The Art of Unit Testing: with Examples in .NET - Roy Osherove
The Art of Unit Testing: with Examples in .NET - Roy Osherove
A great book which outlines best-practices and patterns for unit-testing. Learn how to write clean, stable and repeatable tests and how to avoid test-smells.

Management
The Mythical Man Month - Frederick Brooks
The Mythical Man Month - Frederick Brooks
Whilst technology may have evolved in the 30+ years since this book was written, the problems in large-scale software projects still remain unsolved. Think that adding more developers to a late project will bring it back on schedule? think again. A must read for every project manager.

Peopleware: Productive Projects and Teams - Tom DeMarco, Timothy Lister
Peopleware: Productive Projects and Teams - Tom DeMarco, Timothy Lister
Give your developers an appropriate work environment, intellectual responsibility and managers that remove obstacles and you'll create a winning formula. The most successful software companies recognise this and reap the benefits. Considered to be the first book to properly examine the role of people factors in software development.

Adrenaline Junkies & Template Zombies: Understanding Patterns of Project Behavior - Various
Adrenaline Junkies & Template Zombies: Understanding Patterns of Project Behavior - Various
With contributions from the original Peopleware authors this book could be considered Peopleware v2. It provides useful insight into 86 different patterns of project teams. Learn to spot the bad ones before they derail your project.

Death March - Edward Yourdon
Death March - Edward Yourdon
Are you are stuck in a mission-impossible project? or even worse embroiled in what appears to be a suicide-mission? This book is packed full of great advice on how to bring even the worst projects back on the track to success.

C# / .NET Framework

We'd normally not recommend technology-specific books, but every .NET developer should read:

C# in Depth - Jon Skeet
C# in Depth - Jon Skeet
At comprehensive examination of the C# language, its features and the motivations behind developing them. An excellent read for developers wanting to learn more about LINQ, Lambda Calculus, Generics and the new C# 3.0 features. You could argue that Jon Skeet is actually a manifestation of C# in human form!

Professional .NET 2.0 Generics - Tod Golding
Professional .NET 2.0 Generics - Tod Golding
Generics are much more than just type-safe collections.

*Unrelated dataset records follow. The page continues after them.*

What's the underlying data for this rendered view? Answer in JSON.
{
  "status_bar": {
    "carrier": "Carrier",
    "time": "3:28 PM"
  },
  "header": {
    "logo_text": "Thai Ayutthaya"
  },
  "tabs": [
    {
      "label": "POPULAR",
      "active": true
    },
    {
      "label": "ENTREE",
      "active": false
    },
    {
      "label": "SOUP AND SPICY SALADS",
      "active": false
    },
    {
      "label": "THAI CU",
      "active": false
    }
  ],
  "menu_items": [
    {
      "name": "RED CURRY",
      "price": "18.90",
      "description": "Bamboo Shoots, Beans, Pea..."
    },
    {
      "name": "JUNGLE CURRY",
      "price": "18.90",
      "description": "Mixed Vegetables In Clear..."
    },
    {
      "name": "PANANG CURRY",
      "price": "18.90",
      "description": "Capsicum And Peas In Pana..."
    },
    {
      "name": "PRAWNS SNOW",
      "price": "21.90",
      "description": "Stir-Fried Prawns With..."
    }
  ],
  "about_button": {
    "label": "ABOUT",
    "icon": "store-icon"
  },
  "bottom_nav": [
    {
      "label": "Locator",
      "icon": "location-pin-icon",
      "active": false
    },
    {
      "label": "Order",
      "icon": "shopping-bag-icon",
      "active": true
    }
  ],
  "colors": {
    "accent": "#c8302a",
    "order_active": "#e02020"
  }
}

Learn how to master parameterised types in your own projects and improve the flexibility of your code.

Feedback

Through LinkedIn:

"I've had the immense pleasure of knowing and working with Stuart since 2002. He has been my mentor in .Net since v1 and has put me on the right track so many times I've lost count. To coin a phrase 'he has the brain the size of a planet', how he crams all those skills and knowledge into his head, I have no idea. He's an asset to any company that hires him and his experience can help the smallest to the biggest project with ease. Great communication skills and adept and explaining complex ideas to all levels of developers, designers and managers, able to lead or be led with no problem. Great bloke to work with and has that dogged determination and infectious enthusiasm money just can't buy! From experience I know his design skills are fresh and up to date and he has the ability to create clean, W3C compliant pages which are cross browser compatible which is as important in these days of AJAX, UI design and Web2.0 policies as breathing air. A good web developer is just that, but an excellent web developer is one who also understands the medium and can translate those 'code development skills' to a visual front end without losing anything in the translation; Stuart is such a developer. Problem solving and planning are a breeze, his lateral thinking combined with his skills offers you the best commercial value out there. The best developers are those that have hybrid skills, the guru's out there are the ones who are the masters of those skills rather than the Jack's of all trades; Stuart is such a guru and a very rare one indeed! Now, if I could only get him to do a 'brain dump'..."
Jay Hayman - Senior Web Developer